A C.O. is required in Long Branch and should be factored into the timeline (as well as the expense if the buyer is responsible for obtaining it.) As mentioned, Long Branch is fairly strict with their C.O.'s and if they determine there are repairs that are necessary to issue the C.O. it can delay the closing. Again, a good buyer's agent will be able to explain this to you and determine who is responsible given the contract.
Hope that helps... I'm nearby in Rumson if you need any further assistance.
Resources Real Estate
The listing agent is representing the owner. You should consider being represented by your own agent.
Your agent will be able to present a written offer to the owner's agent.
The owner can accept, reject or counter your offer; and your contract should stipulate the amount of time the owner has to respond. Be aware that the owner does not have to respond....all your agent can do is get an acknowledgement that the offer was received by the owner.
It's a Buyers market, and you have the power. You need someone to research the market for you and help you understand regardless of whatever price the seller may be asking what the home is really worth in today's market so that you know what is a reasonable purchase price. Without this information how can you make an offer. Certainly you can't ask the listing agent what the property your interested in is worth, they will tell you it's worth full asking price.
Sellers typically come back with a counter unless they are brain dead or don't want to sell. While every situation is different. with more than 20 years of experience I expect a response in 48 hours or less. Experience has shown that the longer it takes to get a response the less likely it is that a deal will be made. I expect my Sellers to respond within hours and most do, but some need to mull things over.
A Certificate of Occupancy is required on any new construction or after a major renovation everywhere.
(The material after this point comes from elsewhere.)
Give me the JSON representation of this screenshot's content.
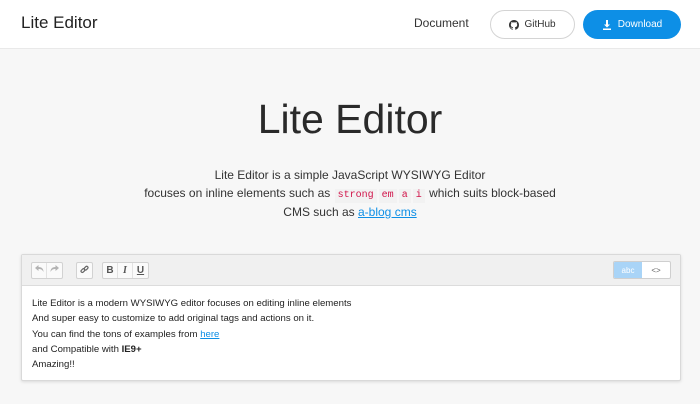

I don't even know where Long Branch is but trust me a CO is required.
Your about to make what is likely to be the largest financial transaction in your life. Do not hurry and make a mistake get an experienced (Five or more full time years in the business) to assist and guide you and listen to what they tell you.
I wish you the best of luck.
If a listing agent is not available and has not given you someone who would be handling her matters while away, then you should speak to the broker . . . and don't be afraid that you will be getting him/her in trouble . . . they'd rather have the busines than lose the business. (just sent someone yesterday to the broker for an agent from an entirely different agency than my own that was away on vacation calling the listing broker).
If you had not had any previous contact with the listing agent (i.e., he/she hasn't privately shown you the property, you can choose to be represented by an entirely different agent, known as a buyers agent.
As for how long it takes to get a counter . . . loaded question. Years back I'd answer within hours no more than 24 hours. Today, both buyers and sellers are so money conscious that I've seen an immediate response, days to respond and worse a week. It all depends on the seller and the type of realtionship the agent works with his/her seller.
If you have any further questions, please do not hesitate to contact me direct @ 732.606.2931 or Francesca@PatrizioRE.com. I'm awake now 5 a.m. so you can call now if you'd like! LOL
Francesca Patrizio, Broker Sales Associate, ePro, SRES
Gloria Nilson Realtors, Real Living
732.606.2931 (Direct 24/7)